Revealed: Powys council tax could rise by 12 per cent

Taxpayers in Powys could be hit by a rates increase of up to 12 per cent, the county council has warned.

A week after announcing 50 job cuts and a reduction in services, Powys County Council has blamed the potential rise on having the poorest funding settlement in Wales for nine out of the past 10 years.

The final local government funding settlement announced this week shows that funding for Powys has decreased by 0.3 per cent, compared with the overall increase for Welsh Local Government of 0.2 per cent.

Deputy leader and cabinet member for finance, councillor Aled Davies, admitted the situation does not look good.

He said: “The picture is very bleak, we have faced very difficult budgets in the past but the next one will be the hardest yet.

"A decade of poor settlements mean that all the relatively easy savings have already been taken and even those were not without pain, but it is inevitable that the next phase will have even more public impact.

“We know that following the cut in Welsh Government support and increasing service pressures, particularly in social care, we are facing a budget gap of around £14 million for 2019/2020 and a further £20 million in the three following financial years.

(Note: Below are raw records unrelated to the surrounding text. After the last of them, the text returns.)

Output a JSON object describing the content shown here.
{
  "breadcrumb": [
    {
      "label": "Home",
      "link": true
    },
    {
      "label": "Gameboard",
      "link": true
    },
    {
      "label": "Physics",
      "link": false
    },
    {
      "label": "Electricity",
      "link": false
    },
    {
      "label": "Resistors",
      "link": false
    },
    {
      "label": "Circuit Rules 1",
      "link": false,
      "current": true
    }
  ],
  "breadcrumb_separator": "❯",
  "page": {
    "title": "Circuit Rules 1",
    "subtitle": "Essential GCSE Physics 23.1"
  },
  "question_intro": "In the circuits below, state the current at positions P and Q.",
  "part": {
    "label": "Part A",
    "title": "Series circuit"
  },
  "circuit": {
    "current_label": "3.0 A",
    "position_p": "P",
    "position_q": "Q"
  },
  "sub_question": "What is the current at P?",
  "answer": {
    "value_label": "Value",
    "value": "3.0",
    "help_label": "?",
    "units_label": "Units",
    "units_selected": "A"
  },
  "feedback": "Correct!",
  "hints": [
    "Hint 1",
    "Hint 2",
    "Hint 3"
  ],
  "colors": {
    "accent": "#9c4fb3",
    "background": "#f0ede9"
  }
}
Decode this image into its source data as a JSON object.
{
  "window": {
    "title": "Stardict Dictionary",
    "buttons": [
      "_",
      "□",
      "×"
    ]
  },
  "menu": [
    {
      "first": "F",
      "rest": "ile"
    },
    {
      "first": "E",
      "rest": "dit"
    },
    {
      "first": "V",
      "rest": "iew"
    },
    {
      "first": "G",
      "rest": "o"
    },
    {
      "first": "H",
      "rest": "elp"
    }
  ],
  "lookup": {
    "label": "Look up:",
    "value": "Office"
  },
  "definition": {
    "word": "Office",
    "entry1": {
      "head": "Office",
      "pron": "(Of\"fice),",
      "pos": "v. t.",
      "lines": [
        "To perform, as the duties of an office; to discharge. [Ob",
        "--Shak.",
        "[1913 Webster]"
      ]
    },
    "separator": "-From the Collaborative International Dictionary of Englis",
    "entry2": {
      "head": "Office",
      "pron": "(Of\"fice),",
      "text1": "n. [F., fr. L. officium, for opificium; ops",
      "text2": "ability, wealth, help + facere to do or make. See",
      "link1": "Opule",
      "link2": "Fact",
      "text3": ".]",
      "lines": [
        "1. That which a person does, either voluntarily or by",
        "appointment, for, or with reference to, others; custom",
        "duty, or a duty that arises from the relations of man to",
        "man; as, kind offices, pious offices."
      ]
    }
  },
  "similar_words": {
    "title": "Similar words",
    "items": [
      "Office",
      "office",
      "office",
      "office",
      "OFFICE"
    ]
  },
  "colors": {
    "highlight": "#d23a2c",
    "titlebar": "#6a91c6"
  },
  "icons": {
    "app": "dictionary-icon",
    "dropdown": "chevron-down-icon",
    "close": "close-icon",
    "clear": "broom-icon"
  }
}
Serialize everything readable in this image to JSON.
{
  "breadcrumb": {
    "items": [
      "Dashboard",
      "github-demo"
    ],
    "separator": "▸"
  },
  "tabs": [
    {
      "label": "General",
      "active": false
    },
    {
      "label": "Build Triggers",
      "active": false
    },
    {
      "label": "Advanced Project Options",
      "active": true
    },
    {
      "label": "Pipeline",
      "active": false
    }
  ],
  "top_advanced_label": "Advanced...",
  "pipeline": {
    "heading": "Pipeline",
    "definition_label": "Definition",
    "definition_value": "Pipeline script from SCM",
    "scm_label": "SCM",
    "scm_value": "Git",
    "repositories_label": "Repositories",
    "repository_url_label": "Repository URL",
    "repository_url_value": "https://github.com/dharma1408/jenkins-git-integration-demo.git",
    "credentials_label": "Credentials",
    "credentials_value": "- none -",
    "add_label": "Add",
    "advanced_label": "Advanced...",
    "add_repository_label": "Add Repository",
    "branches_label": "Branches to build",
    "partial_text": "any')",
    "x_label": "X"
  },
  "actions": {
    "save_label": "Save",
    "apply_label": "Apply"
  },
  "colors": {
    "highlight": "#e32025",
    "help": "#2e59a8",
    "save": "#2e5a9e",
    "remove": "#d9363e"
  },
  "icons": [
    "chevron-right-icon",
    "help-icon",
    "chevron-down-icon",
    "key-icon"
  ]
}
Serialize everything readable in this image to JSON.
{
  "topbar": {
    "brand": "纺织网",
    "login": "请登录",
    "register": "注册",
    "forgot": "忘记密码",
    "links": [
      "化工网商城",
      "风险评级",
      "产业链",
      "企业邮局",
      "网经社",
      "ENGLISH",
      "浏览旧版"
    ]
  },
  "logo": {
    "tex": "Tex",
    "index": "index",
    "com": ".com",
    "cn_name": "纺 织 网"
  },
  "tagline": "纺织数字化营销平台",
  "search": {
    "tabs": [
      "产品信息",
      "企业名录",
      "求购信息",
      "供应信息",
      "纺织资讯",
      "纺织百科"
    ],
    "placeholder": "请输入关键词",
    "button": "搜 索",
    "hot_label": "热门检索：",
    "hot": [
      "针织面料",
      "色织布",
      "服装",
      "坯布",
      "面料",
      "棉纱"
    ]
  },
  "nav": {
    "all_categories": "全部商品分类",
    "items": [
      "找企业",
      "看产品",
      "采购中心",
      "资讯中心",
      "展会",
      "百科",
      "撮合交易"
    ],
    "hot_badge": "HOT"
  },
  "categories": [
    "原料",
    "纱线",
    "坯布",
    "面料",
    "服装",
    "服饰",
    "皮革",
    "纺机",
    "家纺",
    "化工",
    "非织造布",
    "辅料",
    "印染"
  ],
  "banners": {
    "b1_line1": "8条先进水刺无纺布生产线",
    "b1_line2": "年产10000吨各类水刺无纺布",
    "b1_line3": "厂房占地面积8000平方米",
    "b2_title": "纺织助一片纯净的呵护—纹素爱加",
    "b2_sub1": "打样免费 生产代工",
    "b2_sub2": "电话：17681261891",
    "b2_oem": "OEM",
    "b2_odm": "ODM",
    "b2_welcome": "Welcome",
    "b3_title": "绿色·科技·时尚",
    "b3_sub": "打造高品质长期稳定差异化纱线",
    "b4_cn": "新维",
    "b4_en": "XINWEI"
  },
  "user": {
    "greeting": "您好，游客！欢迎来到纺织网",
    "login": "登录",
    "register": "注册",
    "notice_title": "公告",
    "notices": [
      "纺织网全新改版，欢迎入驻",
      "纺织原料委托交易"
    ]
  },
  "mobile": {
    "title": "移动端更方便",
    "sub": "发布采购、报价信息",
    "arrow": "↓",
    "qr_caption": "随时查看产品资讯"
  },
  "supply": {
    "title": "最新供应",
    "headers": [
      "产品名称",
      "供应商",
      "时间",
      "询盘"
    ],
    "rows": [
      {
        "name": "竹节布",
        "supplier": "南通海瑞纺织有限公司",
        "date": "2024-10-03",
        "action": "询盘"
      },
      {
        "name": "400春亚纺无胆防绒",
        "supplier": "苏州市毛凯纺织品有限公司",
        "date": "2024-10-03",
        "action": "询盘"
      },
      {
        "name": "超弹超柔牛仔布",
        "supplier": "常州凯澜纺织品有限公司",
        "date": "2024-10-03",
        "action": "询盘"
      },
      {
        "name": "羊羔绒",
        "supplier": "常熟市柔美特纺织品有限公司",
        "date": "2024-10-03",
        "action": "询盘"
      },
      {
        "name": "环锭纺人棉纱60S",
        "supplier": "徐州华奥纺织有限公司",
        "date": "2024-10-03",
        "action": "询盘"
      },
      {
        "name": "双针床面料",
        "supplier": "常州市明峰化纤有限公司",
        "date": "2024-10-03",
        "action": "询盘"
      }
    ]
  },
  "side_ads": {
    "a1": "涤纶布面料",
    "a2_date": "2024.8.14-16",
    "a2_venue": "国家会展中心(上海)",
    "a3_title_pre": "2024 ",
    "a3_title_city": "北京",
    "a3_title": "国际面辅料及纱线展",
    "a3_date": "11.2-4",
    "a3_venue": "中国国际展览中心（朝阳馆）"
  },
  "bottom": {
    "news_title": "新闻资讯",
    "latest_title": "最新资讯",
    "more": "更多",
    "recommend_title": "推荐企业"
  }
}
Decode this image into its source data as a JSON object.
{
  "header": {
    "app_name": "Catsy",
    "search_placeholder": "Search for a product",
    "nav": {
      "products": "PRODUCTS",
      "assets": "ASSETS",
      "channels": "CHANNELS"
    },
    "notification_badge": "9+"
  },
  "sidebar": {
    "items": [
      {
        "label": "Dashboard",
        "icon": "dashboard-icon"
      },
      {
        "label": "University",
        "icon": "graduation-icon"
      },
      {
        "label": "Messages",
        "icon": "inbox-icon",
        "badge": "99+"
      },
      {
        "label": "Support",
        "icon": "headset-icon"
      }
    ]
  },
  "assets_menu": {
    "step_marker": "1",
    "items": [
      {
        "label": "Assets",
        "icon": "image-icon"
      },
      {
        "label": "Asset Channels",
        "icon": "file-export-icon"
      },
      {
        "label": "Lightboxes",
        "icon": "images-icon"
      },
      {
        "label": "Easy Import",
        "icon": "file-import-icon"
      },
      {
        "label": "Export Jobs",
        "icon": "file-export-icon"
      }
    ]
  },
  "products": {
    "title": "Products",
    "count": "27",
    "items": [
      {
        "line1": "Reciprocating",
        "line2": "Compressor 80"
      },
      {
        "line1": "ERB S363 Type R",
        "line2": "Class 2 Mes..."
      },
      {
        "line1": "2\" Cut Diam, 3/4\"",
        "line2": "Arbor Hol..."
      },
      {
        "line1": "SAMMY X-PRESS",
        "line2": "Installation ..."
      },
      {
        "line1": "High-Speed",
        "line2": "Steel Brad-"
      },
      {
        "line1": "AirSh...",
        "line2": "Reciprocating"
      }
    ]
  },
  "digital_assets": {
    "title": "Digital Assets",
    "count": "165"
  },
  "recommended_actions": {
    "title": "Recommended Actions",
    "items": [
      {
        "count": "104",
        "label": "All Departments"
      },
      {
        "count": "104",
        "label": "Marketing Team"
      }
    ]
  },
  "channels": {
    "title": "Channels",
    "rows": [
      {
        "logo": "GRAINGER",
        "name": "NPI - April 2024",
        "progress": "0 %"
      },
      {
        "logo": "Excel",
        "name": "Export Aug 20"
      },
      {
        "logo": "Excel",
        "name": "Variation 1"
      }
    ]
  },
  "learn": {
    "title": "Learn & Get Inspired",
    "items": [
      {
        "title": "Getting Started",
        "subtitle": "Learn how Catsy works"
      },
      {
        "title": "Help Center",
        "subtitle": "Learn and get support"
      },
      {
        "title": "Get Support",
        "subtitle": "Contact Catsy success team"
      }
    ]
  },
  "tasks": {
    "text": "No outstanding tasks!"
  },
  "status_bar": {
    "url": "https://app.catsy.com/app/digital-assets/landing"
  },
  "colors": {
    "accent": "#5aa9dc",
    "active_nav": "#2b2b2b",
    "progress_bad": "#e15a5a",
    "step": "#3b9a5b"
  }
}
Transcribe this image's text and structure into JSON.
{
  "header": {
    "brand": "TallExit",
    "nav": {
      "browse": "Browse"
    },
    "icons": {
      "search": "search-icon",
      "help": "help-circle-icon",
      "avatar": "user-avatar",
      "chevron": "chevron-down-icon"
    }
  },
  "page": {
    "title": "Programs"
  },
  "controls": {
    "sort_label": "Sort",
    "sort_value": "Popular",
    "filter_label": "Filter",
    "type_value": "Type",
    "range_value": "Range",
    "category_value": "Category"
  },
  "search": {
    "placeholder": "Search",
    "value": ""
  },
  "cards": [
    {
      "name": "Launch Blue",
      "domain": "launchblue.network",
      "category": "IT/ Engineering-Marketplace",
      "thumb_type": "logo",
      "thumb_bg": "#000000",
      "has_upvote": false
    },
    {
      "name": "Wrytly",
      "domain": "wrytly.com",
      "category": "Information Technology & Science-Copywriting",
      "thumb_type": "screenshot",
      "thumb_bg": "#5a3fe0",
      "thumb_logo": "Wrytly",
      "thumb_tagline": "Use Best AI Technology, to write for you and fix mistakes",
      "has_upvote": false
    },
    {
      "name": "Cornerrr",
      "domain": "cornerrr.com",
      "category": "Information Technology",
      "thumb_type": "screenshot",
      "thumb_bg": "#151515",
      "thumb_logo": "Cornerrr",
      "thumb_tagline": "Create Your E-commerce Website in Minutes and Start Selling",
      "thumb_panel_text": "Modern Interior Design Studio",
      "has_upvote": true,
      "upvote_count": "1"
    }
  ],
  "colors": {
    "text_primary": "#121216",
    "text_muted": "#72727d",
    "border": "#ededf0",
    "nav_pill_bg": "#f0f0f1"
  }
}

“Our ability to reduce spending is made harder by the fact that the vast majority of our net budget is statutory meaning that we have to provide services but even these will face reductions.

"Areas such as roads, street lighting, libraries and support for outside organisations will come under increasing pressure as we aim to set a balanced budget."

This week Councillor Davies said he believed that any council tax hike would be backed by the authority.

He has also said the authority has to become a smaller and more agile organisation.

Councillor Davies added: "We will have to increase fees and charges, not just council tax, and look to generate more income through the way we work, disposing of assets or sharing facilities as necessary.

“As a council we are going through tremendous change but transforming a large complex organisation is not an easy process. It will take time before the service efficiencies and saving are delivered by the process.

“We cannot afford the council of the past and are working hard to becoming a smaller more agile organisation. But, that work takes time and there will be some very difficult decisions along the way."

Top Stories

More from the Shropshire Star

UK & International News